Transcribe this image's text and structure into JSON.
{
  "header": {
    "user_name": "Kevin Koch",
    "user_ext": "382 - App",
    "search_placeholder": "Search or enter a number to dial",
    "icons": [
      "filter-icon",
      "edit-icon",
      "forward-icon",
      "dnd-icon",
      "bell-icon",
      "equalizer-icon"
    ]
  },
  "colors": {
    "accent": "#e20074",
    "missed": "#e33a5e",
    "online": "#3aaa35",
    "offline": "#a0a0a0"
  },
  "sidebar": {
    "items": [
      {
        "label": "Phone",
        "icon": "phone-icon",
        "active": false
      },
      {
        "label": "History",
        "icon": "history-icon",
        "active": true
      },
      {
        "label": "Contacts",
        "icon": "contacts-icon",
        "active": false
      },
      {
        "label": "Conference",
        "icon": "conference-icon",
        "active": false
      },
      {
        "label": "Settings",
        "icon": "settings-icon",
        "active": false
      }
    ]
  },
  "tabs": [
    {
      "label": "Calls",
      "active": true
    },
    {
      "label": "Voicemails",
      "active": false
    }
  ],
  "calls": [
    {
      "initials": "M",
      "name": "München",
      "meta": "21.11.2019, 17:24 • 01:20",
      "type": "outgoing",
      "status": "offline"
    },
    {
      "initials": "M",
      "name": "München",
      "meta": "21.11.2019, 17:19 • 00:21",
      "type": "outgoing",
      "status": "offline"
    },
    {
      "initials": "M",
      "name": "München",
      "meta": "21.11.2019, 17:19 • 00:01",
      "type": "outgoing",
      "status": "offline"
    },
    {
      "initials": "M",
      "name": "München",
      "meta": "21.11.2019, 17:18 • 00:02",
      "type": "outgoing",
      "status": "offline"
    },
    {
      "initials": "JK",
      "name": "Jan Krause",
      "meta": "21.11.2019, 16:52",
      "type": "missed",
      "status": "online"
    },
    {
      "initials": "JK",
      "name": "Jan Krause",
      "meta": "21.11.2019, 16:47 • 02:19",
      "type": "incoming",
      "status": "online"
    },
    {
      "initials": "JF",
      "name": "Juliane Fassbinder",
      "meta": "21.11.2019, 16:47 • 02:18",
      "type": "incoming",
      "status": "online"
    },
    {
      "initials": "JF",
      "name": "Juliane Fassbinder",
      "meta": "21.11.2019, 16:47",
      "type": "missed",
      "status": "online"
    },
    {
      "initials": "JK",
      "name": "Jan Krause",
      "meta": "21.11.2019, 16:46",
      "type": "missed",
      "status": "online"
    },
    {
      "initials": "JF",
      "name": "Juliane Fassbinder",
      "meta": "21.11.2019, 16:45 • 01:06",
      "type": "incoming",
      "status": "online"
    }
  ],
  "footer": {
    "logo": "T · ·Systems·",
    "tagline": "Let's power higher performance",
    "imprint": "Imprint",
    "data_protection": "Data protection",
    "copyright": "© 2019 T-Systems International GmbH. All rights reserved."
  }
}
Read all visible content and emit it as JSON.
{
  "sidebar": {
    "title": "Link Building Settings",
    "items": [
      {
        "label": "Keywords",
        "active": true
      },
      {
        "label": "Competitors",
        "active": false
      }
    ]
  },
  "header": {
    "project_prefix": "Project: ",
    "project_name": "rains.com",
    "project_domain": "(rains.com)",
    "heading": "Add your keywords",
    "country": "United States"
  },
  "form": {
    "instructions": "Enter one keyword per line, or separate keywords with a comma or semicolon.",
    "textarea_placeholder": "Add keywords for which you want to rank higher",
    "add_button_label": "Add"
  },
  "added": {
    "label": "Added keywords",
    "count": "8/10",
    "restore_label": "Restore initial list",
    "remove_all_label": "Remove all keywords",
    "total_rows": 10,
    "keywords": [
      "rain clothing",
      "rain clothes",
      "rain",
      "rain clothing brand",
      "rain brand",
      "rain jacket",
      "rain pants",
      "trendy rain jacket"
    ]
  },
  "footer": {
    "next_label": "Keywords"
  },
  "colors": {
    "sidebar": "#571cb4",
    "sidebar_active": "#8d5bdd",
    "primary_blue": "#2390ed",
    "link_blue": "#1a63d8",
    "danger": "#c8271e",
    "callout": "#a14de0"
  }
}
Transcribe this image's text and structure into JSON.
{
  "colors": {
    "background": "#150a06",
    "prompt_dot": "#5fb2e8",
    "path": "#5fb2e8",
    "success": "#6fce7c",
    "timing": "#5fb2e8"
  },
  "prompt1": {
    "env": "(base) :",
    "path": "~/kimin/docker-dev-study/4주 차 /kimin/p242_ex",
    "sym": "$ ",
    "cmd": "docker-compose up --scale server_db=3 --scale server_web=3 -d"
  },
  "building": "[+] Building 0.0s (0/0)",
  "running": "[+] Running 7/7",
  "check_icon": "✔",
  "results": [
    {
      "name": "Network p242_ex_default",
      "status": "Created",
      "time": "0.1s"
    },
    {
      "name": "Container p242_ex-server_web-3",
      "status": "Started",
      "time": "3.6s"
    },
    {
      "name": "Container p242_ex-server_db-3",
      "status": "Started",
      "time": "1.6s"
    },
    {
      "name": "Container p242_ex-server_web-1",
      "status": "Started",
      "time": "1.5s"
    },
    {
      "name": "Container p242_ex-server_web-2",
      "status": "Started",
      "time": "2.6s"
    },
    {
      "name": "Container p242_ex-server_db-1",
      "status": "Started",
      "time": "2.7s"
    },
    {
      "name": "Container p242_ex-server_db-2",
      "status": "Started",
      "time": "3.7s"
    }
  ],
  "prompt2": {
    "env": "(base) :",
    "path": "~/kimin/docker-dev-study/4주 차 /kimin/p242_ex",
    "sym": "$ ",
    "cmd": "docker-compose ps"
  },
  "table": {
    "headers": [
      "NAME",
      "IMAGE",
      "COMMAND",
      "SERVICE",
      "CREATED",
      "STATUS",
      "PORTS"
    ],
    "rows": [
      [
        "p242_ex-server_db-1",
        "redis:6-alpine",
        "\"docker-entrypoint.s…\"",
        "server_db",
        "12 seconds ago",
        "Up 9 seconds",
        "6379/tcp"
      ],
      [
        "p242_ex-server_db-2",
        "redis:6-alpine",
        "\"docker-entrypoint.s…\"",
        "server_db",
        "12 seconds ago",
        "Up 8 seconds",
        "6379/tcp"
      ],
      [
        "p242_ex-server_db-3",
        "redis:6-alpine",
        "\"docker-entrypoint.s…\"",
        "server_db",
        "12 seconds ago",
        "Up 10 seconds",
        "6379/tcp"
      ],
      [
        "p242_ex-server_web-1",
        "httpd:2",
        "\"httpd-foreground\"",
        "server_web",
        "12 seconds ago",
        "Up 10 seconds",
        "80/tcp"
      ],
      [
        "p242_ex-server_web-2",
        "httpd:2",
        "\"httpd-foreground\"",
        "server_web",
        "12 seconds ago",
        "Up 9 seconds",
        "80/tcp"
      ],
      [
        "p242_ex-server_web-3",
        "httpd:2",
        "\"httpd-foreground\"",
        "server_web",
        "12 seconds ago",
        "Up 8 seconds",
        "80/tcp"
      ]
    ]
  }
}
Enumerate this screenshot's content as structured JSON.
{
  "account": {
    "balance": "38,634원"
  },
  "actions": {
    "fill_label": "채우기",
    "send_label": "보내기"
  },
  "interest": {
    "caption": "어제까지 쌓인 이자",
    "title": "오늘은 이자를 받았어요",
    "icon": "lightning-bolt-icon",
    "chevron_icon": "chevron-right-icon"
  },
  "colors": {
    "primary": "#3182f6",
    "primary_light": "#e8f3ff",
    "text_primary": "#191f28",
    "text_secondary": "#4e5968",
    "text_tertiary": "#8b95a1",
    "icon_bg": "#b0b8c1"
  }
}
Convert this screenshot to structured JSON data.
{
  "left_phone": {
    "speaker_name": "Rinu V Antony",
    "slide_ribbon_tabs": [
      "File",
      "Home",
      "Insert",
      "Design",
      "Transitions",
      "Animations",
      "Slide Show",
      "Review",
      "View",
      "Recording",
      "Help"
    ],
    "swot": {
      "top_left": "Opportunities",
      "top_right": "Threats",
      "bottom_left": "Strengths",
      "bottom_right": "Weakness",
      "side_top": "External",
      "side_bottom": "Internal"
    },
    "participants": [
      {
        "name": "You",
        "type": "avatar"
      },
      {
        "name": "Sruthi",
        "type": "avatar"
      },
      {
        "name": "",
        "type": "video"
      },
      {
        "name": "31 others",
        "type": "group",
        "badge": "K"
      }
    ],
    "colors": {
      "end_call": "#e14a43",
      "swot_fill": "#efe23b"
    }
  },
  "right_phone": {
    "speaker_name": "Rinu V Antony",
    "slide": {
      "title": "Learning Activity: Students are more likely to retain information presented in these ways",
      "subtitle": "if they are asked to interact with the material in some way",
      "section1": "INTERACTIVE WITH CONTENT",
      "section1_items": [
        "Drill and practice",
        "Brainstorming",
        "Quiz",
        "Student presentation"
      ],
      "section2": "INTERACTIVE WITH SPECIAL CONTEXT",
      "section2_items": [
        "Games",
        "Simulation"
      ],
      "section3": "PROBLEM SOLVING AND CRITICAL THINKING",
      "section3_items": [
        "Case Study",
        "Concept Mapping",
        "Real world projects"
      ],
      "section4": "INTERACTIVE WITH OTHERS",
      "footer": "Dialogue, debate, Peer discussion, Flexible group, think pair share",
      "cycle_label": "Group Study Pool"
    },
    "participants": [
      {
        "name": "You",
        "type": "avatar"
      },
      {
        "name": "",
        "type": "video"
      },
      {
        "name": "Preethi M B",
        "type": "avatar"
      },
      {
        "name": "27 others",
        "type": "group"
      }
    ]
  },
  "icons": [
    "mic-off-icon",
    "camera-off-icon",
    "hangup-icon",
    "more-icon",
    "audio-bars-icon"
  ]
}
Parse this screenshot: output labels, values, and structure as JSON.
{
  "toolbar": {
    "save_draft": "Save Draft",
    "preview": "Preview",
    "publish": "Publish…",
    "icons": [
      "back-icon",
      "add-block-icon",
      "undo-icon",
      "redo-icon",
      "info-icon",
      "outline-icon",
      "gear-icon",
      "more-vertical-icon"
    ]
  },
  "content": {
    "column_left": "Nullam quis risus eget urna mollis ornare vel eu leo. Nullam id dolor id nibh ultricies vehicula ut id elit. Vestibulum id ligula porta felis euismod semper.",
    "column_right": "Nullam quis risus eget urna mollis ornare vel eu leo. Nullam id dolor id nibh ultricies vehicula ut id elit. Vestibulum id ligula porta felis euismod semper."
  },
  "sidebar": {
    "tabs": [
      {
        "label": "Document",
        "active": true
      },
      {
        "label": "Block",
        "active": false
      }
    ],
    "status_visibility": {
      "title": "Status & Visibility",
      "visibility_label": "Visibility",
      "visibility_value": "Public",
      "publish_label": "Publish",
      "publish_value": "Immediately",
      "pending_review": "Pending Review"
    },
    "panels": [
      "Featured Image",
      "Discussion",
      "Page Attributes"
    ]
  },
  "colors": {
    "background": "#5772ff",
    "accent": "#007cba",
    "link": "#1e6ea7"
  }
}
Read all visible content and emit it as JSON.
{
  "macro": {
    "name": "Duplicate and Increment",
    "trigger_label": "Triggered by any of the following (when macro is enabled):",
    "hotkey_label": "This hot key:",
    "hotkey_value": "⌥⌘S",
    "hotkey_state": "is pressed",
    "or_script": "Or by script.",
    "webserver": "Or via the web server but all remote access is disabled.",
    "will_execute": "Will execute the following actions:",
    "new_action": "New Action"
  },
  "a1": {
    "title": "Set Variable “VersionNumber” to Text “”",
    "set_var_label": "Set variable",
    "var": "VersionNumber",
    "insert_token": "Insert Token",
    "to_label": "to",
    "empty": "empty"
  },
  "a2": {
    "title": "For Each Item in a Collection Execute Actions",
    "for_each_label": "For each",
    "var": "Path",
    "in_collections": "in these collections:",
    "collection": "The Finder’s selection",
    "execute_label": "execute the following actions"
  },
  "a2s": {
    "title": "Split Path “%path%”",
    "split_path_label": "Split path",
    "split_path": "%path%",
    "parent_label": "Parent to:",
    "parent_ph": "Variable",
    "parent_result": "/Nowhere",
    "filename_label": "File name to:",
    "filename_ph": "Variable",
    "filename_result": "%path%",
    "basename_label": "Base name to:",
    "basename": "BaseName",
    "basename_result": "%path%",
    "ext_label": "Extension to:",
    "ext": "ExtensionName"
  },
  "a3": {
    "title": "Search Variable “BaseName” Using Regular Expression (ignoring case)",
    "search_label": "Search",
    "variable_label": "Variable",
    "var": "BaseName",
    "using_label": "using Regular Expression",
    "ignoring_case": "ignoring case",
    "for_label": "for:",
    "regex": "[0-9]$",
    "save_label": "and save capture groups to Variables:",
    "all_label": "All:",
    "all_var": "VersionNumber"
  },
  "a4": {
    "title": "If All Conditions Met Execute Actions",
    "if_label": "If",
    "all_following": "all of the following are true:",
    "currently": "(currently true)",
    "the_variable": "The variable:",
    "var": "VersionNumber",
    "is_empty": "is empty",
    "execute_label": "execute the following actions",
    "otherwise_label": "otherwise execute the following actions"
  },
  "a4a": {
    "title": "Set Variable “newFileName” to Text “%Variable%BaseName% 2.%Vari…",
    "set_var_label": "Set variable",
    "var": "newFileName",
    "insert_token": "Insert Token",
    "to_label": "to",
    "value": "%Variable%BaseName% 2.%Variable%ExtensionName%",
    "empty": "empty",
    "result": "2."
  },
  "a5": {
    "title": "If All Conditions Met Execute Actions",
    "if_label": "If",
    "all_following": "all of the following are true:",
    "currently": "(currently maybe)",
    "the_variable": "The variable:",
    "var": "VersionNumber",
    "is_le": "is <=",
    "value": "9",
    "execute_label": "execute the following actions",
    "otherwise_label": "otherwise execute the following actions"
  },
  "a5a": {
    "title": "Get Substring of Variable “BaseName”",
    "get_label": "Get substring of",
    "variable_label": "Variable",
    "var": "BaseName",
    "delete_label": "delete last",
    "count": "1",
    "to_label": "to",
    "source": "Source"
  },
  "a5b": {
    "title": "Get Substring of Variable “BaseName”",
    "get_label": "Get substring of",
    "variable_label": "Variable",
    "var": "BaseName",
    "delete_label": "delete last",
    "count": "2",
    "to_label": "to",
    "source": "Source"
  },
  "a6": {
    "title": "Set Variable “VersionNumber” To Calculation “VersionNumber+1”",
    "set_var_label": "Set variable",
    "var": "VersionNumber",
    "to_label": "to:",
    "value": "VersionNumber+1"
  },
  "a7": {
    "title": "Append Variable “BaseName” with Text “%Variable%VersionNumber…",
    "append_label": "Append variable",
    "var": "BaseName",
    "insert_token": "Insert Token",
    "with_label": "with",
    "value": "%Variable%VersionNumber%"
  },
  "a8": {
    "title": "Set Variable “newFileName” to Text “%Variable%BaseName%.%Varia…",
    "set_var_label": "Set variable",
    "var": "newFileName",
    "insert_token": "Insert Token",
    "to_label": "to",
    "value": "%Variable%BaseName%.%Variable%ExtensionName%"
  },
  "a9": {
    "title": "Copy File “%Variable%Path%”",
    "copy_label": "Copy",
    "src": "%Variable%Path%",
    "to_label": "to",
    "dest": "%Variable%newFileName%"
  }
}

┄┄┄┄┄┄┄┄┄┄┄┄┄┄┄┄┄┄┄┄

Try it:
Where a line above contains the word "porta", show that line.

Task result:
    "column_left": "Nullam quis risus eget urna mollis ornare vel eu leo. Nullam id dolor id nibh ultricies vehicula ut id elit. Vestibulum id ligula porta felis euismod semper.",
    "column_right": "Nullam quis risus eget urna mollis ornare vel eu leo. Nullam id dolor id nibh ultricies vehicula ut id elit. Vestibulum id ligula porta felis euismod semper."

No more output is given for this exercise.